“In order to develop a plan which will stand the test of court scrutiny, we have to work together to create an alternative to COAH that actually works,” Lesniak said. “We cannot simply throw COAH out the window without first developing a mechanism which seriously addresses the shortage of affordable housing opportunities.”
Lesniak’s bill had sought to eliminate COAH, replacing it with a modified growth-share system in which 10 percent of residential units in most new housing developments would have to be affordable. The measure went through substantial amendments in the Assembly, absolving some towns with large numbers of needy children of any additional obligation.
In conditionally vetoing the bill, Christie said it was in some ways worse than the former COAH process.
Lesniak said his Foreclosure to Affordable Housing Transformation Act, which passed the Senate Budget and Appropriations Committee on Thursday, would help municipalities provide more affordable housing by creating a state agency to buy up foreclosed properties and turn some into low- and moderate-income units.
But he said that effort will not be enough. Lawmakers will have to work with Christie to fashion a new affordable housing system that will be “beyond judicial reproach.”
Staci Berger, director of policy and advocacy with the Housing and Community Development Network of New Jersey, said the organization hopes the appellate ruling will advance the process of providing housing for low-income and special-needs residents. The Network, along with two other advocacy groups, filed amicus briefs in the case.

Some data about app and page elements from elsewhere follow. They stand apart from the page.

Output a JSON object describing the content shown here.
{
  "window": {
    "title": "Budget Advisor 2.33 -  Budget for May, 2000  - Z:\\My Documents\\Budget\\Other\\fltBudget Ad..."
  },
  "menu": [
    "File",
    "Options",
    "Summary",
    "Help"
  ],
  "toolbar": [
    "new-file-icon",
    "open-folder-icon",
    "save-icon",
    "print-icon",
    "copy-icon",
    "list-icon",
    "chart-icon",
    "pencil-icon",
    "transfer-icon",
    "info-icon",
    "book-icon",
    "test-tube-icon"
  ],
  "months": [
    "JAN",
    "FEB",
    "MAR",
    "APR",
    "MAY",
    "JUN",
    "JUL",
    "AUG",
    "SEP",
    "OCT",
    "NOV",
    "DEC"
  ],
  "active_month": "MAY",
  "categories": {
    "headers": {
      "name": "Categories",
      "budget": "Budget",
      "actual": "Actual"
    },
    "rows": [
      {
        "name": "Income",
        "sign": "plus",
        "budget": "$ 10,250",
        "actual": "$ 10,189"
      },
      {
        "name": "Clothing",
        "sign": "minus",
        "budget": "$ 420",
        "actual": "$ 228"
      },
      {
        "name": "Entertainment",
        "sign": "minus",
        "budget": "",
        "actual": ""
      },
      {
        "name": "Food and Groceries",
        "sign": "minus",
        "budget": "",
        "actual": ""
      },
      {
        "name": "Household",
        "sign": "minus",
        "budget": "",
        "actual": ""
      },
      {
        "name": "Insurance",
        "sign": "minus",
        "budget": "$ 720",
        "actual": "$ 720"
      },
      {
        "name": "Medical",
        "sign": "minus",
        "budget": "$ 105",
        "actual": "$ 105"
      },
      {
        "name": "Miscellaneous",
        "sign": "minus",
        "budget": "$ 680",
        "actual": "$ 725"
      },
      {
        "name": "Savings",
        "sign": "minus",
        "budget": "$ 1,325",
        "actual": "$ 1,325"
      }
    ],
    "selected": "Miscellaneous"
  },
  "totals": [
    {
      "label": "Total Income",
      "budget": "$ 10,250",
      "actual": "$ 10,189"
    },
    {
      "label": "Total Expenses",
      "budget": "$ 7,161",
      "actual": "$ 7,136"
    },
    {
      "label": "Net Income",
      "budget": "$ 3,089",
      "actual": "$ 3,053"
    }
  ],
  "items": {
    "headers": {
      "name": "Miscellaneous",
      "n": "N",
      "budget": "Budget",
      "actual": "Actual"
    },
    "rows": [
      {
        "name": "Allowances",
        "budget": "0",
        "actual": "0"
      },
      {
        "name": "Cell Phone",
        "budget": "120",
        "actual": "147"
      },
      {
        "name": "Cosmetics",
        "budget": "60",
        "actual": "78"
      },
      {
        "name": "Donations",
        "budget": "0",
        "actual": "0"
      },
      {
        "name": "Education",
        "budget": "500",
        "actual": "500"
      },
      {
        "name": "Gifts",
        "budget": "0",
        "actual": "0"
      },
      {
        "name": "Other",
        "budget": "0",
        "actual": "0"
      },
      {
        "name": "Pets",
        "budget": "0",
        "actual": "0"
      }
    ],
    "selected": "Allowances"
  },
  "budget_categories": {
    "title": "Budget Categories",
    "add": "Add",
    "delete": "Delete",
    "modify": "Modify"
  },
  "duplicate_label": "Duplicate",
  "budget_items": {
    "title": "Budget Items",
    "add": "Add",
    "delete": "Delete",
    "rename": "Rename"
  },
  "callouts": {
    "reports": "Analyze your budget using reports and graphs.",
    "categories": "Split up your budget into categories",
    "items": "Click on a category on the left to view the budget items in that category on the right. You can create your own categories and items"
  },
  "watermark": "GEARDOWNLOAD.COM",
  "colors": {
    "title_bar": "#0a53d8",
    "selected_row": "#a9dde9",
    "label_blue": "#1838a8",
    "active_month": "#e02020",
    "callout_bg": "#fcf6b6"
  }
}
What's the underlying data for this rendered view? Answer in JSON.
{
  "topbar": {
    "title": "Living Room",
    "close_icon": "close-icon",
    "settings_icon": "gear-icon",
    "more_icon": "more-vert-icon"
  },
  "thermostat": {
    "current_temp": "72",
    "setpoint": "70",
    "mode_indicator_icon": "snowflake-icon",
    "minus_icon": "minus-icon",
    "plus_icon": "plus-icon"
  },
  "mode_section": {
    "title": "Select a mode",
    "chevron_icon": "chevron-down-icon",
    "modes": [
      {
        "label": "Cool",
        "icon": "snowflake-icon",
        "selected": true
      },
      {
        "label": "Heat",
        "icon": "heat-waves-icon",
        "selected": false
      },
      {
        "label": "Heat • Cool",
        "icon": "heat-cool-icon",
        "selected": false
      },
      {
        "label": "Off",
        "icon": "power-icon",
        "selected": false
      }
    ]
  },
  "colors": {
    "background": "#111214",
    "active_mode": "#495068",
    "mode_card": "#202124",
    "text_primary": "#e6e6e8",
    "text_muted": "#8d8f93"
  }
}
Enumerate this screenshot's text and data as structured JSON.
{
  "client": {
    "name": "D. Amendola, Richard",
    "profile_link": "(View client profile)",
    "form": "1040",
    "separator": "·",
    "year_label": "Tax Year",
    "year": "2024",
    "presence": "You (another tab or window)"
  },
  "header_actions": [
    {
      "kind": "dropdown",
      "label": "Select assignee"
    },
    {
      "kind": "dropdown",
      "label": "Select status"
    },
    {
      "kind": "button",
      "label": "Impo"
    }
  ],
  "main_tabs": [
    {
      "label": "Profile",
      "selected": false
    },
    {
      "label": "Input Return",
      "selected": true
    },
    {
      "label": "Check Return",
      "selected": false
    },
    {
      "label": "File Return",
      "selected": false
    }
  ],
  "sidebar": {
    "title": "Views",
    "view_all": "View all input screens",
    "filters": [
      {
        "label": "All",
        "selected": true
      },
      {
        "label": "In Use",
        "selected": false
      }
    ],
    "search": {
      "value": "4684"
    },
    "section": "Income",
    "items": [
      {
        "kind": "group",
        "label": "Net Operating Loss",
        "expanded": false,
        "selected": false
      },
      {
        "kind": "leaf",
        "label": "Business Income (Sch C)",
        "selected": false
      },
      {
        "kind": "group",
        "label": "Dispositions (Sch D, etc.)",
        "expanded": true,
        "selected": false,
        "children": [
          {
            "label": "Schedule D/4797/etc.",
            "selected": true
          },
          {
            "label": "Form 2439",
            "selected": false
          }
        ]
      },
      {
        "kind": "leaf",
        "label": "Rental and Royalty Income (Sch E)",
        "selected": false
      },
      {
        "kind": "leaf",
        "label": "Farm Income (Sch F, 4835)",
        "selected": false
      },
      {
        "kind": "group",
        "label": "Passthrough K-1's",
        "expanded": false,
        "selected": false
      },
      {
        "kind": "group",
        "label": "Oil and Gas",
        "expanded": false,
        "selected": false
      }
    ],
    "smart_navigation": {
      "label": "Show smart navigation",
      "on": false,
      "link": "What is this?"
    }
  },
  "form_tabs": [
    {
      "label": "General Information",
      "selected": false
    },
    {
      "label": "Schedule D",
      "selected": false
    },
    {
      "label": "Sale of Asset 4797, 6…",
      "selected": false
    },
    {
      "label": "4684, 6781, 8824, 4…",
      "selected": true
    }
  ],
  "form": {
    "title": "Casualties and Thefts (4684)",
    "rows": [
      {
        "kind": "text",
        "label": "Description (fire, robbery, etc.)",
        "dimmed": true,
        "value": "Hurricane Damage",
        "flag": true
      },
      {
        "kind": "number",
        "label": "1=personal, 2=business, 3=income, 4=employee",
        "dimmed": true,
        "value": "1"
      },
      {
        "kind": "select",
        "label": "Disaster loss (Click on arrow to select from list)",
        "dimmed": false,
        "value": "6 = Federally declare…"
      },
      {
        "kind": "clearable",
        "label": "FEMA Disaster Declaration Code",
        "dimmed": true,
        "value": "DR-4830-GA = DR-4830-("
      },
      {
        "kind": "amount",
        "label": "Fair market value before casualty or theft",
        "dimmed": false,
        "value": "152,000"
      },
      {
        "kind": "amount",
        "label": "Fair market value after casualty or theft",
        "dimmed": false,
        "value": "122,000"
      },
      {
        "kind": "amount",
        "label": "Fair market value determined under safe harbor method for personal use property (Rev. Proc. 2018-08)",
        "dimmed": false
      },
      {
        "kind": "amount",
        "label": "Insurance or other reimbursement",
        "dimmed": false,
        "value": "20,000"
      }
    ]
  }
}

“New Jersey can, and must, act to improve and stabilize its housing affordability and variety across the state,” she said. “We hope the court’s strong rebuke to the governor’s COAH plan will encourage him to rethink his attempt to usurp $300 million in municipal housing trust funds and federal foreclosure resources to balance the budget and use that money for its intended purpose.”
The 2013 budget proposal seeks to use $200 million from Municipal Affordable Housing Trust Funds for a dozen purposes, including state rental assistance and homeless prevention programs and services for senior citizens, veterans, and the developmentally disabled.
By law, the state can take local trust fund dollars that have not been budgeted or spent within four years, beginning this July. Because of the court actions involving COAH, many communities have not spent their funds.
Walsh said the law makes COAH responsible for the expenditure of the funds and the invalidation of Christie’s reorganization plan means the administration will not be able to unilaterally budget those local funds for other purposes.
“They are going to have to have a meeting,” said Walsh, noting the council used to meet monthly. “At some point, the towns are going to need help, developers are going to need help.”